The number of British and Irish taking cruises fell by almost 5% to 1.64 million last year. Why? The fall has been blamed on cruise lines shifting capacity away from UK ports and other popular destinations for UK and Irish consumers, such as the Mediterranean. It might also be due to the fact that the German market is where more ships are being based there and more promotions are being aimed at that market. That is where cruise companies feel that there are substantial growth possibilities. Dare when say it, Germany is likely to be where there will be less discounting to attract passengers as there is in the UK and Ireland.

After results showing that more of us have visited New York and Las Vegas it isn’t surprising that almost 4% more Britons visited the US last year. But that was eclipsed by the fact that 7% more Irish visited the US as well. In total, 3.972 million people travelled from the UK to the US last year as did 395,037 Irish. On average tourism grew by 4% last year so British numbers were only the average. From the whole of the world though, visitors to the US rose to 75 million. Given that visitors to New York topped 55 million it can be seen that just a handful of US destinations take the lion’s share of overseas visitors.

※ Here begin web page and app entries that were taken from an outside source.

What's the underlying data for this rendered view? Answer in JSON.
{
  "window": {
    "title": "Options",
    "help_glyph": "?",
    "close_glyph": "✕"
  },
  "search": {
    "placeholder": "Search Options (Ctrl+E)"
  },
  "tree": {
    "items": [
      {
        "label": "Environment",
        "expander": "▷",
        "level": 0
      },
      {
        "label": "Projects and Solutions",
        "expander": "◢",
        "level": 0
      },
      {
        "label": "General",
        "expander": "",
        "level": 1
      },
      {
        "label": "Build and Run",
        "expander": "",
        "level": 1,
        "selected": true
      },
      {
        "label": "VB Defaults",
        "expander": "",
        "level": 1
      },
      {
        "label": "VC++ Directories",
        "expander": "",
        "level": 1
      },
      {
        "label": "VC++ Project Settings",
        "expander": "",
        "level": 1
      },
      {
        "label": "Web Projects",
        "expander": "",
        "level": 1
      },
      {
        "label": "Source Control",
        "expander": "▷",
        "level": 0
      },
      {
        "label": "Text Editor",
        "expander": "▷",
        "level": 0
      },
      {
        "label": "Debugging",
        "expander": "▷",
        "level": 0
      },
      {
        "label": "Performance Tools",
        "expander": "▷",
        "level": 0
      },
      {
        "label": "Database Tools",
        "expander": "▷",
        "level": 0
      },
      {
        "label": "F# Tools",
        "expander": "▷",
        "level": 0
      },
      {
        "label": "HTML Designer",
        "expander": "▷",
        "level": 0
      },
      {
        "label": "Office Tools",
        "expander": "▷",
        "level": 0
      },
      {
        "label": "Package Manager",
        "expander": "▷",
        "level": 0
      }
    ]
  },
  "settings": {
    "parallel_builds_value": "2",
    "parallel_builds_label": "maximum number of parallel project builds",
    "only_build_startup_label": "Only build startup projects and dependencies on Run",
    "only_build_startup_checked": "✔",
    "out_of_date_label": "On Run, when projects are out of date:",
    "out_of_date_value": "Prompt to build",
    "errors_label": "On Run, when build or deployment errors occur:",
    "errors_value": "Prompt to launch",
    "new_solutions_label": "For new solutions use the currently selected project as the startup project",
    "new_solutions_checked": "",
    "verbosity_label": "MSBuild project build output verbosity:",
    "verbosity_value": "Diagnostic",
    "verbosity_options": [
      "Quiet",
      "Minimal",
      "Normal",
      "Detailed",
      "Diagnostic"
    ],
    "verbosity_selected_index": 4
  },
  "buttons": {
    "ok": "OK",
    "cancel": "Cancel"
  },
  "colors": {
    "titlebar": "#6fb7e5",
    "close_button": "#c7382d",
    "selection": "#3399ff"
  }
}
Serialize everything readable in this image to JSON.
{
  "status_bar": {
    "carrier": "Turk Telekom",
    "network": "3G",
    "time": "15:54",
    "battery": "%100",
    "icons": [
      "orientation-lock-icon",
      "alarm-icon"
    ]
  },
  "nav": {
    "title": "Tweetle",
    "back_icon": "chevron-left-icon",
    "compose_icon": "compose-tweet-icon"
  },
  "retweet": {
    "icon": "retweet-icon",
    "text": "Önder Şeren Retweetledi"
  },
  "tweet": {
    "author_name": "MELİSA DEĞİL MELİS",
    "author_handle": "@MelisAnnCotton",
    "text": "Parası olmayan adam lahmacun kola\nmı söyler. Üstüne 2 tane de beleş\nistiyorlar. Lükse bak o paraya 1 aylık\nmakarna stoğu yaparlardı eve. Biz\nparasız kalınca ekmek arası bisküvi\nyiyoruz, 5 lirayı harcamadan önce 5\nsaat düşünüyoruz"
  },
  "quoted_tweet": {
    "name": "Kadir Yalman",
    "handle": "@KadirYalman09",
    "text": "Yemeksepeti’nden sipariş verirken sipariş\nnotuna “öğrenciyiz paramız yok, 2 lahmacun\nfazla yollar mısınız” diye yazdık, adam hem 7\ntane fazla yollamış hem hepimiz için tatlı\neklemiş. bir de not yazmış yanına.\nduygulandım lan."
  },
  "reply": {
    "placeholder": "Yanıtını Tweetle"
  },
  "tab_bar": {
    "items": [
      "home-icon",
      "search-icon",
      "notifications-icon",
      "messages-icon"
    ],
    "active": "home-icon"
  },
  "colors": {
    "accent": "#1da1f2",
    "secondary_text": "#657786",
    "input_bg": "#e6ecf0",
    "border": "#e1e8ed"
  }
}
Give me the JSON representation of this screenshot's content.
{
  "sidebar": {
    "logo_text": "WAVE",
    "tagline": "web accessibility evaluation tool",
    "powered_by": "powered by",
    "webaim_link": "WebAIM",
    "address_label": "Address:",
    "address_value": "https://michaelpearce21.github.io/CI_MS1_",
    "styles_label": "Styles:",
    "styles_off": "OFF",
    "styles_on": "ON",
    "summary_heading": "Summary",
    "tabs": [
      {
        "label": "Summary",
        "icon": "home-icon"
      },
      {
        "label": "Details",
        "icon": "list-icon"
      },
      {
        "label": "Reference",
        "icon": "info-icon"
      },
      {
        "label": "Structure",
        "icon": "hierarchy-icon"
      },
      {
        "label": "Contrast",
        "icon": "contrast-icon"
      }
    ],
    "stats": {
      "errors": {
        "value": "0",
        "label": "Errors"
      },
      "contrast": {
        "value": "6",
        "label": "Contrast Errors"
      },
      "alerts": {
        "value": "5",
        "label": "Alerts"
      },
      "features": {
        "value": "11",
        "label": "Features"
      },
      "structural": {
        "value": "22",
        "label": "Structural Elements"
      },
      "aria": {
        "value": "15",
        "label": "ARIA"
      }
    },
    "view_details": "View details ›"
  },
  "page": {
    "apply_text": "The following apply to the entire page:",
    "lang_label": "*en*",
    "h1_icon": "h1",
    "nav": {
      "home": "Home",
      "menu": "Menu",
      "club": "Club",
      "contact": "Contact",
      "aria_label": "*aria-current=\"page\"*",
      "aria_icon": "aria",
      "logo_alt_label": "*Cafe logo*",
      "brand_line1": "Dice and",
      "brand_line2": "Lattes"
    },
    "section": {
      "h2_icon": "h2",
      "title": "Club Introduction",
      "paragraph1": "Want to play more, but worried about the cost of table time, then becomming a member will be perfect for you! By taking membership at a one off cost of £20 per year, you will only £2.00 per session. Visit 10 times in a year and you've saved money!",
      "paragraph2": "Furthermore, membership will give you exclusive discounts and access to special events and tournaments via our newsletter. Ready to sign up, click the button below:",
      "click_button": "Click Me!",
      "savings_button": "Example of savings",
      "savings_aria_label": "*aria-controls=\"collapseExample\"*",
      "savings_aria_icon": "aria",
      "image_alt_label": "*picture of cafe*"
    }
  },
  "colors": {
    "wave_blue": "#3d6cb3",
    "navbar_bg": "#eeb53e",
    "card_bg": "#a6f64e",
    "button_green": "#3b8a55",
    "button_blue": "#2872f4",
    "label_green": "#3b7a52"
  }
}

geysers in Yellowstone Park ©  Wyoming Travel & Tourism

geysers in Yellowstone Park ©
Wyoming Travel & Tourism

A slightly unusual holiday destination for us this year might be the American state of Wyoming which is celebrating 125 years of statehood in 2015. Home to Yellowstone National Park, the western state became the 44th state in the union in 1890. Wyoming is known for its cowboy links, outdoor pursuits and the landscape. Travellers can enjoy the cowboy lifestyle at the Cheyenne Frontier Days rodeo, the largest rodeo in the USA; Wyoming’s State fair and Rodeo; the Jackson Hole Rodeo; or visit the museums at Cody, named after the famous cowboy Buffalo Bill Cody. Yellowstone National Park, which has the highest level of geothermal activity in the world and the impressive Old Faithful geyser is a huge attraction for those seeking the great outdoors but did you know that the state is also known as the ‘Equality State’ because of the rights women have traditionally enjoyed there: Wyoming women were the first in the nation to vote, serve on juries and hold public office.

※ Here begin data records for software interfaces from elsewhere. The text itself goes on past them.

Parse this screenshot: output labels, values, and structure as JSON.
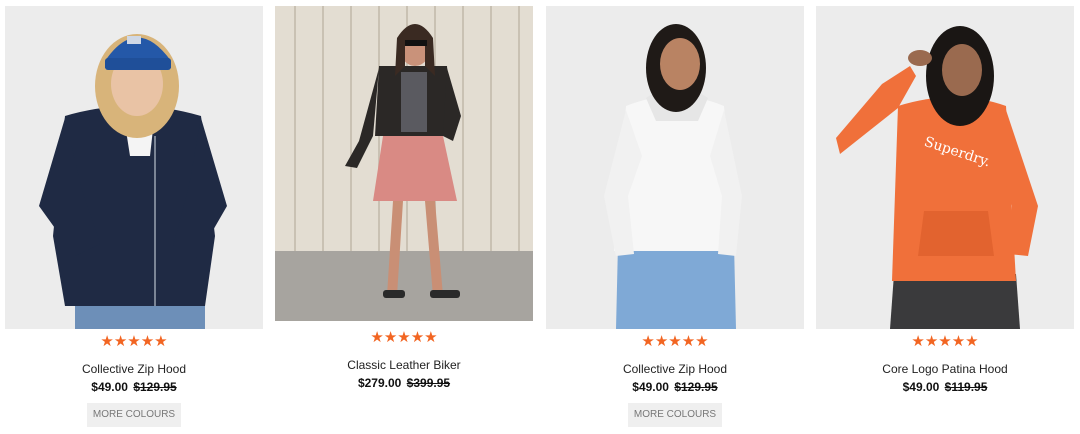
{
  "products": [
    {
      "image_alt": "Woman in navy zip hoodie and blue beanie",
      "rating_stars": 4.5,
      "stars": [
        "★",
        "★",
        "★",
        "★",
        "★"
      ],
      "name": "Collective Zip Hood",
      "price": "$49.00",
      "was_price": "$129.95",
      "more_colours": "MORE COLOURS"
    },
    {
      "image_alt": "Woman in black leather biker jacket and pink skirt",
      "rating_stars": 4.5,
      "stars": [
        "★",
        "★",
        "★",
        "★",
        "★"
      ],
      "name": "Classic Leather Biker",
      "price": "$279.00",
      "was_price": "$399.95"
    },
    {
      "image_alt": "Woman in white zip hoodie",
      "rating_stars": 4.5,
      "stars": [
        "★",
        "★",
        "★",
        "★",
        "★"
      ],
      "name": "Collective Zip Hood",
      "price": "$49.00",
      "was_price": "$129.95",
      "more_colours": "MORE COLOURS"
    },
    {
      "image_alt": "Woman in orange logo hoodie",
      "rating_stars": 5,
      "stars": [
        "★",
        "★",
        "★",
        "★",
        "★"
      ],
      "name": "Core Logo Patina Hood",
      "price": "$49.00",
      "was_price": "$119.95"
    }
  ],
  "colors": {
    "star": "#f26522",
    "button_bg": "#efefef",
    "image_bg": "#ececec"
  }
}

There was precious little in the budget of interest from a holidaymaker or travellers point-of view. There is no reduced VAT on accommodation as lobbyists have been trying to get and no reduction in airport passenger duty. The only ray of sunshine for travellers affects those travelling or holidaying south Wales. To cross the Severn Bridge now costs £6.50. The Chancellor has said he will remove the VAT element which should see a reduction to about £5.40. Except this will only happen in 2018 when the bridges are taken into public ownership!

Talking of a VAT reduction, there was a debate in the House of Commons about Wales and tourism to coincide with Wales Tourism Week. It was pointed out that only two other countries in the EU that have not applied a reduced amount of VAT to accommodation and attractions – Denmark and Slovakia. Compare our 20% VAT to Luxembourg at 3% or Portugal at 6% and you can see why hoteliers think they are losing business by appearing more expensive to us than hoteliers elsewhere.

Tuesday was, of course, St Patrick’s Day. From Rome to Rio and London to Las Vegas, over 160 of the world’s most iconic landmarks and sites turned green for St Patrick’s Day 2015, part of Tourism Ireland’s biggest ever Global Greening initiative. Buildings included Nelson’s Column in Trafalgar Square, the Colosseum in Rome, the Sacré Cœur basilica in Paris, Edinburgh Castle, the Great Wall of China, Niagara Falls, the Christ the Redeemer statue in Rio de Janeiro and the famous ‘Welcome’ sign in Las Vegas.


If you enjoyed this post, please consider subscribing to the RSS feed to have future articles delivered to your feed reader.
Tags: , , , , , ,